╔══

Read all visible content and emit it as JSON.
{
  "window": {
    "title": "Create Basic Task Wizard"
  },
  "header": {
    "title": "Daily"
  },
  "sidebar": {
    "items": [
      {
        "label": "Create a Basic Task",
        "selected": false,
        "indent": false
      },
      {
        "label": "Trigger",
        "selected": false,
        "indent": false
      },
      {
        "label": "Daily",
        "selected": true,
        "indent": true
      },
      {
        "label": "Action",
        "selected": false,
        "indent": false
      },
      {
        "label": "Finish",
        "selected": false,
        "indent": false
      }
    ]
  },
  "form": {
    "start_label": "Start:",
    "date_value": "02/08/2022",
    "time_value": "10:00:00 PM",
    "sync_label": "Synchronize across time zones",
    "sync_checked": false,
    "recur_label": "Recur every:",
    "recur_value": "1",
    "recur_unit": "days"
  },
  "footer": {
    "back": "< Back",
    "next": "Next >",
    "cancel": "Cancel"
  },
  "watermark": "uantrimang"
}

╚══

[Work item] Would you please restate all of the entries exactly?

[Exercise solution]
Read all visible content and emit it as JSON.
{
  "window": {
    "title": "Create Basic Task Wizard"
  },
  "header": {
    "title": "Daily"
  },
  "sidebar": {
    "items": [
      {
        "label": "Create a Basic Task",
        "selected": false,
        "indent": false
      },
      {
        "label": "Trigger",
        "selected": false,
        "indent": false
      },
      {
        "label": "Daily",
        "selected": true,
        "indent": true
      },
      {
        "label": "Action",
        "selected": false,
        "indent": false
      },
      {
        "label": "Finish",
        "selected": false,
        "indent": false
      }
    ]
  },
  "form": {
    "start_label": "Start:",
    "date_value": "02/08/2022",
    "time_value": "10:00:00 PM",
    "sync_label": "Synchronize across time zones",
    "sync_checked": false,
    "recur_label": "Recur every:",
    "recur_value": "1",
    "recur_unit": "days"
  },
  "footer": {
    "back": "< Back",
    "next": "Next >",
    "cancel": "Cancel"
  },
  "watermark": "uantrimang"
}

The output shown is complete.